* INFORMATION SUPPLIED *
----

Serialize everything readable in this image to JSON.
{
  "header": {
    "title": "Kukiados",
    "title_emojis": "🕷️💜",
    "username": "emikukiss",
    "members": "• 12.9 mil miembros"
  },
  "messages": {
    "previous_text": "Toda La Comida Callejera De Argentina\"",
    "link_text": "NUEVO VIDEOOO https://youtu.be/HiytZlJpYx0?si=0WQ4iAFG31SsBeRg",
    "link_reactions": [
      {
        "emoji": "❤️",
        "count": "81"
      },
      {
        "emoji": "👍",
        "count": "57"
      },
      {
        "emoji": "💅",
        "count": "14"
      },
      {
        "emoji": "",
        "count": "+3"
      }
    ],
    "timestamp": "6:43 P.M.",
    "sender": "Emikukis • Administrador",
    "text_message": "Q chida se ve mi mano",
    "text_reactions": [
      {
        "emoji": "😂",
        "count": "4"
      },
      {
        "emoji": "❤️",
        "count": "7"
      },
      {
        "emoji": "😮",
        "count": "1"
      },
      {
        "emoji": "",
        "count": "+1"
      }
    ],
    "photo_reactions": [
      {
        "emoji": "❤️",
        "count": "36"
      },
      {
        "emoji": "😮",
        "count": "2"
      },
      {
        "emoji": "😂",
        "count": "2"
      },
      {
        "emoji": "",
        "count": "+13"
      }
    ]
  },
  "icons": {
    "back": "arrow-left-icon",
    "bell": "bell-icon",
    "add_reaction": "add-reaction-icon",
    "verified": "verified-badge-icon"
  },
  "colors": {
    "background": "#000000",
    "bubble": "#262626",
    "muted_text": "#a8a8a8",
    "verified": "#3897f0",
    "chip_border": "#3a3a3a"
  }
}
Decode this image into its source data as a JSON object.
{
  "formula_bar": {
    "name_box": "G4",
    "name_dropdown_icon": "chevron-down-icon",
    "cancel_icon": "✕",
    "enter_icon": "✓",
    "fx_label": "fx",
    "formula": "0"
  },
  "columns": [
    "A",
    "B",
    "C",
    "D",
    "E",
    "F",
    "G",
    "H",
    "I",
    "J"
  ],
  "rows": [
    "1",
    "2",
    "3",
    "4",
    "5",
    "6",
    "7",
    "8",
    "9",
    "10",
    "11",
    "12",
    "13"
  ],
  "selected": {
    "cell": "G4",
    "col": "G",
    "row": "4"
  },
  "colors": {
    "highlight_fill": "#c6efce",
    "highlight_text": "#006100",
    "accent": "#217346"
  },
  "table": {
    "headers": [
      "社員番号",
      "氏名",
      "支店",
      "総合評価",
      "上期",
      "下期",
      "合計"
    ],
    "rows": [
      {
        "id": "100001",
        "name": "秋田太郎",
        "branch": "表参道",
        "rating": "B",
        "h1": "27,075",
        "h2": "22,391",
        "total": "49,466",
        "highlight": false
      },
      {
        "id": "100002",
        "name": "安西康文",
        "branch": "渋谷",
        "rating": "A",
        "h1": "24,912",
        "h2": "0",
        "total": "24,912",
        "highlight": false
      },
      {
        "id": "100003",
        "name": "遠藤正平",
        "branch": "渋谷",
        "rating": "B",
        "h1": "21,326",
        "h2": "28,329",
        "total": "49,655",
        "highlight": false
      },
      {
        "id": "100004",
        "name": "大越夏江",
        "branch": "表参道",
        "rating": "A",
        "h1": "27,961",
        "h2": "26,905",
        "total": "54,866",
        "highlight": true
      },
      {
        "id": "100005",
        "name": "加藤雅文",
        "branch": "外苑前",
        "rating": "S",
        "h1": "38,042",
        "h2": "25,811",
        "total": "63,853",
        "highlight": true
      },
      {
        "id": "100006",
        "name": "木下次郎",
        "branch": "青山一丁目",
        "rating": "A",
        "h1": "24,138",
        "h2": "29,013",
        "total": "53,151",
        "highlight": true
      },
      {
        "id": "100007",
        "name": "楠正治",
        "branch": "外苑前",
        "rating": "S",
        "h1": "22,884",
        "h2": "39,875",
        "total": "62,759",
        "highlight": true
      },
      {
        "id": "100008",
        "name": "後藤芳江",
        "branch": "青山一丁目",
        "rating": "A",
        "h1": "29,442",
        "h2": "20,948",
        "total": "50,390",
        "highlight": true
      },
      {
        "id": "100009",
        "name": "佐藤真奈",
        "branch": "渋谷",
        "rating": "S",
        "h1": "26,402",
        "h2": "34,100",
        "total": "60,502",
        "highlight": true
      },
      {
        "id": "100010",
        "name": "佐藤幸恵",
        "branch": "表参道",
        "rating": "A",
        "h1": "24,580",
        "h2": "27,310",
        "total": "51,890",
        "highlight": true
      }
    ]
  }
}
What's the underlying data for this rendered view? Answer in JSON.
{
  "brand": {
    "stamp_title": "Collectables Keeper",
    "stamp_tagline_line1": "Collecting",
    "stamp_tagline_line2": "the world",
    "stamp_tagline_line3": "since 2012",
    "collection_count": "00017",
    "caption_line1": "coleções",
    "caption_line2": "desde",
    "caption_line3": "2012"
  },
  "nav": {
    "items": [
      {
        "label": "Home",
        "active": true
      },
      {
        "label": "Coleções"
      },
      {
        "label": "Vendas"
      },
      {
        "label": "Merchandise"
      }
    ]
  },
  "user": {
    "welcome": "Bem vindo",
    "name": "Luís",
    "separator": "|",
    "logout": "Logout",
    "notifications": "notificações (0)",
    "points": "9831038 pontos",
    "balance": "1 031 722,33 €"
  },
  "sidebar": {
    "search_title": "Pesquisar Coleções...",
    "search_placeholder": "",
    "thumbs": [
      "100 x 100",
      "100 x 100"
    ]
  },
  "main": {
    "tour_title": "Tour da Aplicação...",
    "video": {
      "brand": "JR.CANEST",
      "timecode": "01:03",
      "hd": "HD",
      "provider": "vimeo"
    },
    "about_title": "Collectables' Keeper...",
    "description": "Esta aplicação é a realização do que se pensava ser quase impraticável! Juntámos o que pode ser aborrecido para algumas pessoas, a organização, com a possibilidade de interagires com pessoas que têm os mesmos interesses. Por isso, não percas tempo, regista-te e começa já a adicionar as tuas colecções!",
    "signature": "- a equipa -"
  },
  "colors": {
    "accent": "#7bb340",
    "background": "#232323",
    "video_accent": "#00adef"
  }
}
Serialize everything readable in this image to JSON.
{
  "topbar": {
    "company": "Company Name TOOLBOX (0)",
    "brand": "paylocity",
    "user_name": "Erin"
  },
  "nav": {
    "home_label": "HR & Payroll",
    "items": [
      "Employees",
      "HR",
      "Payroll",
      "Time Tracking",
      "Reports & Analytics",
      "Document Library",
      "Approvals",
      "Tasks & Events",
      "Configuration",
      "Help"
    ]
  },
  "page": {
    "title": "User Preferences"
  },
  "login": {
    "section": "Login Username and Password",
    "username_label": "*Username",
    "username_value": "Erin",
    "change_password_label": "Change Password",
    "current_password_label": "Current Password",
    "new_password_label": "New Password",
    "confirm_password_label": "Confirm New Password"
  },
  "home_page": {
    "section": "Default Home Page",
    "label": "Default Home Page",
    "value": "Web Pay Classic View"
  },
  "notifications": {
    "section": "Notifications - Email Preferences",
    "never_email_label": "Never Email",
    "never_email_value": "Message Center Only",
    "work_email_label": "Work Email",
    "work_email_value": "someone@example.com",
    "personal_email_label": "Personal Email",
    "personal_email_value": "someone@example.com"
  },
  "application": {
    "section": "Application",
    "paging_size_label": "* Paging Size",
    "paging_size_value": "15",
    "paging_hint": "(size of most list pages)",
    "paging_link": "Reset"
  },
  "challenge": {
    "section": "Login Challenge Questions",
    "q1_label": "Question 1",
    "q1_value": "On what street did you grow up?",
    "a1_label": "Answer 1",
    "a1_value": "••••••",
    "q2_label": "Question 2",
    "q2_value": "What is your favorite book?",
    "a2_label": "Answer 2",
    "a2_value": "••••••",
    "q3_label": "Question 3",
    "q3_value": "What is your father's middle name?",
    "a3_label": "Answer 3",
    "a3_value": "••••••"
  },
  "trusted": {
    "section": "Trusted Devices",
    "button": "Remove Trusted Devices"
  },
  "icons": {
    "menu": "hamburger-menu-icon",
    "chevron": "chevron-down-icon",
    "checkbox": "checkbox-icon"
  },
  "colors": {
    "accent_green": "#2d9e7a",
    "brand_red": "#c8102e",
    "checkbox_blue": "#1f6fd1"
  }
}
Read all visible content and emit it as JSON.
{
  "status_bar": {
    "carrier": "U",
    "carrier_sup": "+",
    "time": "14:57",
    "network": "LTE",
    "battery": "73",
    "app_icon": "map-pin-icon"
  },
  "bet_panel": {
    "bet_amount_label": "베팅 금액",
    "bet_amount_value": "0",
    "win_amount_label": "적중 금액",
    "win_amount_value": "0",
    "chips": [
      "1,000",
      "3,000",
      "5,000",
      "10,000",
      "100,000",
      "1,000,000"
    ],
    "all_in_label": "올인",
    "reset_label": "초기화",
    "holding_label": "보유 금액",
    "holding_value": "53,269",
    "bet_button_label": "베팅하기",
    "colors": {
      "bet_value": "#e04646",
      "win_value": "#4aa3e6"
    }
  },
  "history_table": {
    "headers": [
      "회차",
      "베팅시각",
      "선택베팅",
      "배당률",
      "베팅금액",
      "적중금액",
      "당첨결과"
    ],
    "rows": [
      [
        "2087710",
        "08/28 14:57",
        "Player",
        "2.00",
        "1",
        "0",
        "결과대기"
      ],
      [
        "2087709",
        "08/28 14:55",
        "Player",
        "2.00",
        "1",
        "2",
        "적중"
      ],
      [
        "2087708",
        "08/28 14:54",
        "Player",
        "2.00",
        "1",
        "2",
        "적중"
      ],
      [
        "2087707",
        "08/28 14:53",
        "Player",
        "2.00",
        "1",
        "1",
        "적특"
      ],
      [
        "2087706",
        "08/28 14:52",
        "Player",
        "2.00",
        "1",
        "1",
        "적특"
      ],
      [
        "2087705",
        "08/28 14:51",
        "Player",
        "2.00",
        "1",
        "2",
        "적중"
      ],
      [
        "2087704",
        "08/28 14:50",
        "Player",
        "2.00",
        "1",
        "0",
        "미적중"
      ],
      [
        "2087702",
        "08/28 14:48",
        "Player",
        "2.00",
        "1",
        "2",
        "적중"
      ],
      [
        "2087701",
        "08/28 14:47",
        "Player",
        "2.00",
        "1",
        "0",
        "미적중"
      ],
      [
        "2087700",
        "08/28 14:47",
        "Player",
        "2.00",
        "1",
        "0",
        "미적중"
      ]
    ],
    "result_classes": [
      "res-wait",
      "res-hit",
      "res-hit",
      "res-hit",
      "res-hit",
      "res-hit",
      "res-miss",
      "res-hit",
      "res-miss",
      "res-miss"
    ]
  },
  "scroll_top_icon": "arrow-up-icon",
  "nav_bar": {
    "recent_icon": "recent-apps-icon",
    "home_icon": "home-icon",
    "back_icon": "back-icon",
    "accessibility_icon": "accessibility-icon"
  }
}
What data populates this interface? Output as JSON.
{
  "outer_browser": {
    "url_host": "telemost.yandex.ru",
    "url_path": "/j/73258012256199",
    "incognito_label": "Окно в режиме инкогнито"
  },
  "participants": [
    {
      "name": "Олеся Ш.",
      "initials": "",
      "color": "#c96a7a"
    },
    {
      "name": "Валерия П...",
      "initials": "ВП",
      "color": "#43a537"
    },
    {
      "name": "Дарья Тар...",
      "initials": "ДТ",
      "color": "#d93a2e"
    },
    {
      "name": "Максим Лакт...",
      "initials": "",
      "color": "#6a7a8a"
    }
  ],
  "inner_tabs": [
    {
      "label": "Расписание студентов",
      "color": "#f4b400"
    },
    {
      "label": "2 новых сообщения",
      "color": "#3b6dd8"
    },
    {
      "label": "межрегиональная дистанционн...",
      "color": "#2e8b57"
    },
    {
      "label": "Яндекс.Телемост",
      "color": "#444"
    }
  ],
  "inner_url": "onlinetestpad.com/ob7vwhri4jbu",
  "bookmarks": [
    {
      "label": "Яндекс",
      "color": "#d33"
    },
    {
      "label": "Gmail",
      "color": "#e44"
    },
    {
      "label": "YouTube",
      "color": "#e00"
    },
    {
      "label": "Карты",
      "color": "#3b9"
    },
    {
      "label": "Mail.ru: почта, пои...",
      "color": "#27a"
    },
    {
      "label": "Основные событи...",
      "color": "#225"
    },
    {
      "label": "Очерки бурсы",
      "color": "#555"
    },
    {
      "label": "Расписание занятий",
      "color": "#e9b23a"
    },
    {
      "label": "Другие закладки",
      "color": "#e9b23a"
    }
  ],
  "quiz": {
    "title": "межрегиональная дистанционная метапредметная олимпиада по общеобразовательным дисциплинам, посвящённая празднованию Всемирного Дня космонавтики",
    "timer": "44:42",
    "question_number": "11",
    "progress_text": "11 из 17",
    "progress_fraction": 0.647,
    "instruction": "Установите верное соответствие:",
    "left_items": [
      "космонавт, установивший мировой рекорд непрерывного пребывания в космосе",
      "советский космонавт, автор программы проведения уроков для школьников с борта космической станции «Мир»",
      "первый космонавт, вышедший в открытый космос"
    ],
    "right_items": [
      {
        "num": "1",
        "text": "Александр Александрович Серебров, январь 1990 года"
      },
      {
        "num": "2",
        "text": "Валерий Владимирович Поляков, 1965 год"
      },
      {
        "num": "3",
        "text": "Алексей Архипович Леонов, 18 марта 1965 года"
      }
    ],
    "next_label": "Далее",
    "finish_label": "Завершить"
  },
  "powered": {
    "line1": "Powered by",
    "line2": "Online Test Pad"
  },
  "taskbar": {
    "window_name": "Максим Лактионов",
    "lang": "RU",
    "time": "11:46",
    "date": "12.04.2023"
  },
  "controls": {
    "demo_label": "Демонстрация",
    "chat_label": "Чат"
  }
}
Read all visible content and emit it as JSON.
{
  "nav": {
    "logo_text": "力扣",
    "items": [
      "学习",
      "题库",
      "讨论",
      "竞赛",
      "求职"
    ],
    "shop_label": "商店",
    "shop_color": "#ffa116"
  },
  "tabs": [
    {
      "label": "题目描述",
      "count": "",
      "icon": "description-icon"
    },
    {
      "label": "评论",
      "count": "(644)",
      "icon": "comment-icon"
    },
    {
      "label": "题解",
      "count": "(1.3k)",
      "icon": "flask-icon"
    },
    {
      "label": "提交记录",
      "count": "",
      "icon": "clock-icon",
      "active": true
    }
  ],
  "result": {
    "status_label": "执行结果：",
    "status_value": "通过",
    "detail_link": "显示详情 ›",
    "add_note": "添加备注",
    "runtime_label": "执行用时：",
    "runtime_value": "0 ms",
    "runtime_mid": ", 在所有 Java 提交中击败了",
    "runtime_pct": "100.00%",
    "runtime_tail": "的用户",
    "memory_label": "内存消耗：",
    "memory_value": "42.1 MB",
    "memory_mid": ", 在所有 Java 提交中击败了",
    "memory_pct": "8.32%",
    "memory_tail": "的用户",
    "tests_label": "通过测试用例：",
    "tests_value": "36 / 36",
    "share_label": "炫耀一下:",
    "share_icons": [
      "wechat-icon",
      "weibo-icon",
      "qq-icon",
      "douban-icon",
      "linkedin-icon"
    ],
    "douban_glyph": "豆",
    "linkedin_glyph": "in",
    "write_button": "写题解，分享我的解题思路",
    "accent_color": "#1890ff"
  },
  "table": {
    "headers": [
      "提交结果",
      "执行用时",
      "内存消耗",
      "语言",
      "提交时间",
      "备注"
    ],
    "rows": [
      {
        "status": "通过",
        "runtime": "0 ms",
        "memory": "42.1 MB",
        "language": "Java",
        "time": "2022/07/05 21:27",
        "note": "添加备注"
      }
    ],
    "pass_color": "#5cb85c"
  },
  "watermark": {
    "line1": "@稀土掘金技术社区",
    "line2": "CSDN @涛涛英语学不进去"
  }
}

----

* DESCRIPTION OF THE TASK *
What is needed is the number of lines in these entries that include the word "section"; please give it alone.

* SOLUTION FOR THIS TASK *
6